*Work instructions*. Could you copy every record below exactly as it stands?
:::
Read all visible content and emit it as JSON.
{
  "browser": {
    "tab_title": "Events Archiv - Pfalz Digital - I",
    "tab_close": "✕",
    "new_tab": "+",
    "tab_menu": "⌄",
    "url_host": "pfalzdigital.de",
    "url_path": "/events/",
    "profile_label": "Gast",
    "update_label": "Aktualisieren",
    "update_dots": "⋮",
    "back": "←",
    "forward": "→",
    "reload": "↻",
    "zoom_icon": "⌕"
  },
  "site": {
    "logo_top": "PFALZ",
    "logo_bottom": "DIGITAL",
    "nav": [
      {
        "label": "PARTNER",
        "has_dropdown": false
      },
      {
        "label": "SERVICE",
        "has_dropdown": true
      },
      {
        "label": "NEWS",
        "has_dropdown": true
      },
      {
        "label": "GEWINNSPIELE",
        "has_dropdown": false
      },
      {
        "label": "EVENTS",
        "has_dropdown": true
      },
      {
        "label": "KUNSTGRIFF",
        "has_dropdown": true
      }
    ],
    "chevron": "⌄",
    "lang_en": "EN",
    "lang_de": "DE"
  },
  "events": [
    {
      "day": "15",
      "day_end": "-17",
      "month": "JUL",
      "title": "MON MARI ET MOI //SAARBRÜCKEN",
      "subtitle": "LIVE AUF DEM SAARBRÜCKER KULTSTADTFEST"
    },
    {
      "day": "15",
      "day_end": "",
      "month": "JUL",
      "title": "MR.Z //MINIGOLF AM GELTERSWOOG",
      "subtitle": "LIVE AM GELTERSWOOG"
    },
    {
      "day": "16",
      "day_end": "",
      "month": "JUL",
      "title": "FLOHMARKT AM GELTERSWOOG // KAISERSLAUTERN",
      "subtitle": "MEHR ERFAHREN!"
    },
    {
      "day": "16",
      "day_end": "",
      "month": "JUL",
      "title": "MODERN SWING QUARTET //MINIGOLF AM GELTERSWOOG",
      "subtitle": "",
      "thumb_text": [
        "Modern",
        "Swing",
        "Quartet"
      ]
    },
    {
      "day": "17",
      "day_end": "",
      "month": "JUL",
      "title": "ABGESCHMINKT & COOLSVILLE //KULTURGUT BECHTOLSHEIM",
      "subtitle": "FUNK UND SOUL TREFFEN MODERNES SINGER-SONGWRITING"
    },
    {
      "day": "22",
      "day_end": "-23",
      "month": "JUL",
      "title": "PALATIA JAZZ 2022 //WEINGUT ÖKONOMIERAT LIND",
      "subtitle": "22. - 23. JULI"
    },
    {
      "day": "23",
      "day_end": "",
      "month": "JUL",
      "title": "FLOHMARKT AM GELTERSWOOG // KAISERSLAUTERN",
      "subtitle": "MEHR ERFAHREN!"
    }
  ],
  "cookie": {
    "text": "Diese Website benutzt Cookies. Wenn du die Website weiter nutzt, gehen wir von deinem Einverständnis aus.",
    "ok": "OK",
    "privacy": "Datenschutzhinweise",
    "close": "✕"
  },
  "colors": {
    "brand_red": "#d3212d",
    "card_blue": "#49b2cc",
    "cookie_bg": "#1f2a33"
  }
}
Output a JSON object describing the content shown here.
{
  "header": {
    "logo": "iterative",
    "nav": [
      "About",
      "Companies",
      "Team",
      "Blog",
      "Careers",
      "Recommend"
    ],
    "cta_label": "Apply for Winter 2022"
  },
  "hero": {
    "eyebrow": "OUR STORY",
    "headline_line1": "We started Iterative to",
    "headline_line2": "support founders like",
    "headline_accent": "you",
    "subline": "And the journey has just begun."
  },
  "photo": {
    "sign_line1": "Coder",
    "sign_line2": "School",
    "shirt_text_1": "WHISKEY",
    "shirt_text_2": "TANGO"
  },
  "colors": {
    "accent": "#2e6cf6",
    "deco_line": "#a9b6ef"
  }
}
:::
*Answer box*.
Read all visible content and emit it as JSON.
{
  "browser": {
    "tab_title": "Events Archiv - Pfalz Digital - I",
    "tab_close": "✕",
    "new_tab": "+",
    "tab_menu": "⌄",
    "url_host": "pfalzdigital.de",
    "url_path": "/events/",
    "profile_label": "Gast",
    "update_label": "Aktualisieren",
    "update_dots": "⋮",
    "back": "←",
    "forward": "→",
    "reload": "↻",
    "zoom_icon": "⌕"
  },
  "site": {
    "logo_top": "PFALZ",
    "logo_bottom": "DIGITAL",
    "nav": [
      {
        "label": "PARTNER",
        "has_dropdown": false
      },
      {
        "label": "SERVICE",
        "has_dropdown": true
      },
      {
        "label": "NEWS",
        "has_dropdown": true
      },
      {
        "label": "GEWINNSPIELE",
        "has_dropdown": false
      },
      {
        "label": "EVENTS",
        "has_dropdown": true
      },
      {
        "label": "KUNSTGRIFF",
        "has_dropdown": true
      }
    ],
    "chevron": "⌄",
    "lang_en": "EN",
    "lang_de": "DE"
  },
  "events": [
    {
      "day": "15",
      "day_end": "-17",
      "month": "JUL",
      "title": "MON MARI ET MOI //SAARBRÜCKEN",
      "subtitle": "LIVE AUF DEM SAARBRÜCKER KULTSTADTFEST"
    },
    {
      "day": "15",
      "day_end": "",
      "month": "JUL",
      "title": "MR.Z //MINIGOLF AM GELTERSWOOG",
      "subtitle": "LIVE AM GELTERSWOOG"
    },
    {
      "day": "16",
      "day_end": "",
      "month": "JUL",
      "title": "FLOHMARKT AM GELTERSWOOG // KAISERSLAUTERN",
      "subtitle": "MEHR ERFAHREN!"
    },
    {
      "day": "16",
      "day_end": "",
      "month": "JUL",
      "title": "MODERN SWING QUARTET //MINIGOLF AM GELTERSWOOG",
      "subtitle": "",
      "thumb_text": [
        "Modern",
        "Swing",
        "Quartet"
      ]
    },
    {
      "day": "17",
      "day_end": "",
      "month": "JUL",
      "title": "ABGESCHMINKT & COOLSVILLE //KULTURGUT BECHTOLSHEIM",
      "subtitle": "FUNK UND SOUL TREFFEN MODERNES SINGER-SONGWRITING"
    },
    {
      "day": "22",
      "day_end": "-23",
      "month": "JUL",
      "title": "PALATIA JAZZ 2022 //WEINGUT ÖKONOMIERAT LIND",
      "subtitle": "22. - 23. JULI"
    },
    {
      "day": "23",
      "day_end": "",
      "month": "JUL",
      "title": "FLOHMARKT AM GELTERSWOOG // KAISERSLAUTERN",
      "subtitle": "MEHR ERFAHREN!"
    }
  ],
  "cookie": {
    "text": "Diese Website benutzt Cookies. Wenn du die Website weiter nutzt, gehen wir von deinem Einverständnis aus.",
    "ok": "OK",
    "privacy": "Datenschutzhinweise",
    "close": "✕"
  },
  "colors": {
    "brand_red": "#d3212d",
    "card_blue": "#49b2cc",
    "cookie_bg": "#1f2a33"
  }
}
Output a JSON object describing the content shown here.
{
  "header": {
    "logo": "iterative",
    "nav": [
      "About",
      "Companies",
      "Team",
      "Blog",
      "Careers",
      "Recommend"
    ],
    "cta_label": "Apply for Winter 2022"
  },
  "hero": {
    "eyebrow": "OUR STORY",
    "headline_line1": "We started Iterative to",
    "headline_line2": "support founders like",
    "headline_accent": "you",
    "subline": "And the journey has just begun."
  },
  "photo": {
    "sign_line1": "Coder",
    "sign_line2": "School",
    "shirt_text_1": "WHISKEY",
    "shirt_text_2": "TANGO"
  },
  "colors": {
    "accent": "#2e6cf6",
    "deco_line": "#a9b6ef"
  }
}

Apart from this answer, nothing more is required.